TV Tuesday: Fall 2019 TV Preview - Wow, so many great shows, both new and old, this fall!


Middle-Grade Graphic Novel Review: This Was Our Pact by Ryan Andrews - warm story of friendship, with a dose of magic and just a hint of mild spookiness


Fiction Review: Crimes Against a Book Club by Kathy Cooperman - light, funny novel about friendship and aging


Fiction Review: The Outsider by Stephen King - classic King with great suspense & a compelling story


Middle-Grade Review: The One Safe Place by Tania Unsworth - haunting dystoopian/sci fi adventure


Saturday Snapshot: Catskills, NY - Part 2 - photos from our recent vacation in the beautiful Catskills


What Are You Reading Monday is hosted by Kathryn at Book Date, so head over and check out her blog and join the Monday fun! You can also participate in a kid/teen/YA version hosted by Unleashing Readers.

You can follow me on Twitter at @SueBookByBook or on Facebook on my blog's page.   

What are you and your family reading this week?

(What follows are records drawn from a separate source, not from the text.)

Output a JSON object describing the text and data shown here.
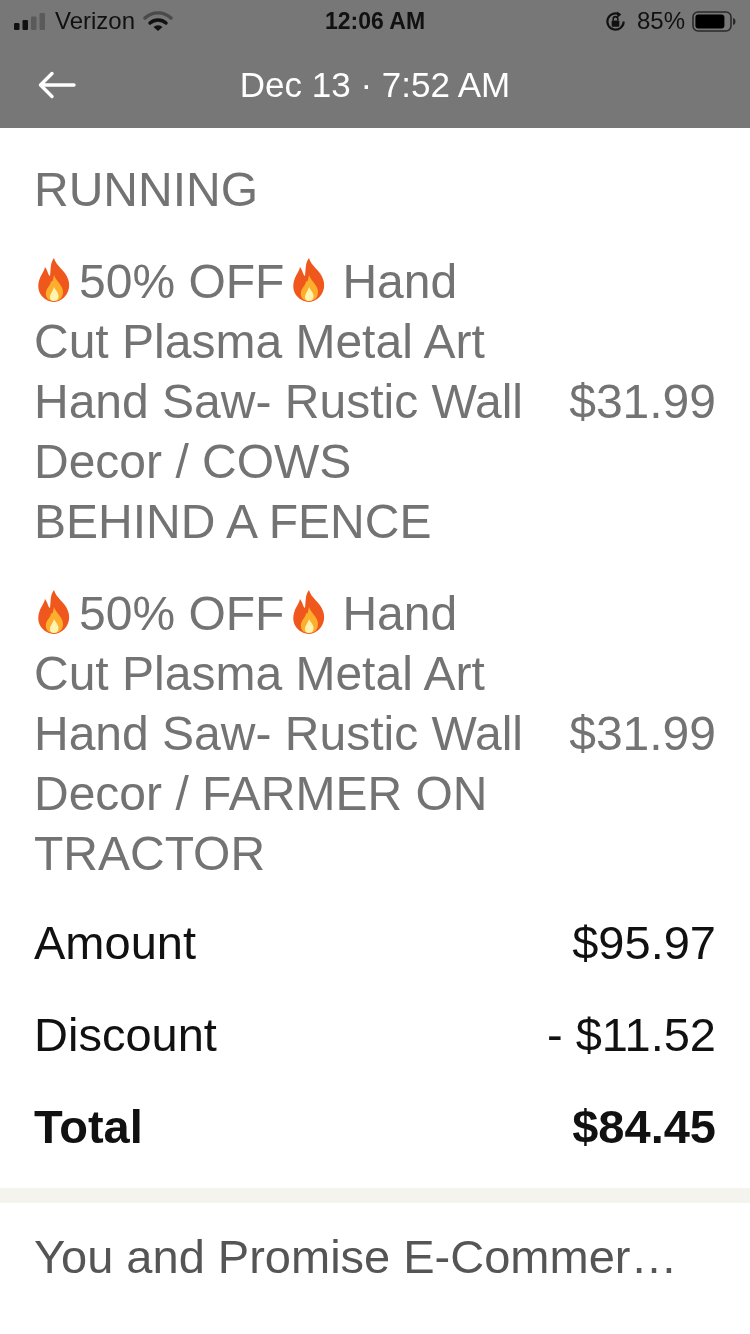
{
  "status_bar": {
    "carrier": "Verizon",
    "time": "12:06 AM",
    "battery": "85%"
  },
  "header": {
    "title": "Dec 13 · 7:52 AM"
  },
  "items": [
    {
      "name": "RUNNING"
    },
    {
      "badge": "50% OFF",
      "name": "Hand Cut Plasma Metal Art Hand Saw- Rustic Wall Decor / COWS BEHIND A FENCE",
      "price": "$31.99"
    },
    {
      "badge": "50% OFF",
      "name": "Hand Cut Plasma Metal Art Hand Saw- Rustic Wall Decor / FARMER ON TRACTOR",
      "price": "$31.99"
    }
  ],
  "summary": [
    {
      "kind": "line",
      "label": "Amount",
      "value": "$95.97"
    },
    {
      "kind": "line",
      "label": "Discount",
      "value": "- $11.52"
    },
    {
      "kind": "total",
      "label": "Total",
      "value": "$84.45"
    }
  ],
  "footer": {
    "text": "You and Promise E-Commer…"
  }
}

Saturday, October 05, 2019

Saturday Snapshot: Catskills, NY

Saturday Snapshot is hosted by Melinda at A Web of Stories (same host as always but with a new blog - check it out!). And I am also participating now in the #WeekendWanderlust Travel Blog Party.

Today's post is Part 2 of our camping vacation in New York State in early September. In Part 1, I posted photos of the beautiful Hudson River Valley, which we had never visited before, despite it only being 3-4 hours from where we live in Delaware. For the second half of our vacation week, we moved our camper to North-South Lake campground in the Catskills, a place we had camped (in a tent) 24 years ago, when our son was a baby! We didn't remember much about it and thoroughly enjoyed exploring this gorgeous mountainous region with such beautiful lakes. New York State's Catskills and Adirondacks Mountain parks are unique regions of natural beauty - basically, each is a huge park without specific boundaries, encompassing many natural landmarks and campgrounds. Here are some highlights from our trip to North-South Lake in the Catskills:

Our wooded campsite at North-South Lake campground, Catskills

Sunset on North-South Lake with a lone kayaker

Olana, the amazing mountaintop home of painter Frederic Church

Overlook where the Catskill Mountain Lodge used to stand

Gorgeous views from the overlook
Yup, the trail goes straight UP!

From the overlook, we could see 4 different states, NY, VT, MA, and CT.

Peaceful kayaking on North-South Lake

Kayaking at dusk - so calm and beautiful!

Rocky coast along North-South Lakes

Perfect reflection of the clouds in the still lake

We love to be out on the water!


Hope you are enjoying a wonderful weekend! We are LOVING the cooler fall weather (we had 95 and humid on Wednesday and 65 degrees on Thursday!)

https://www.facebook.com/groups/weekendwanderlust/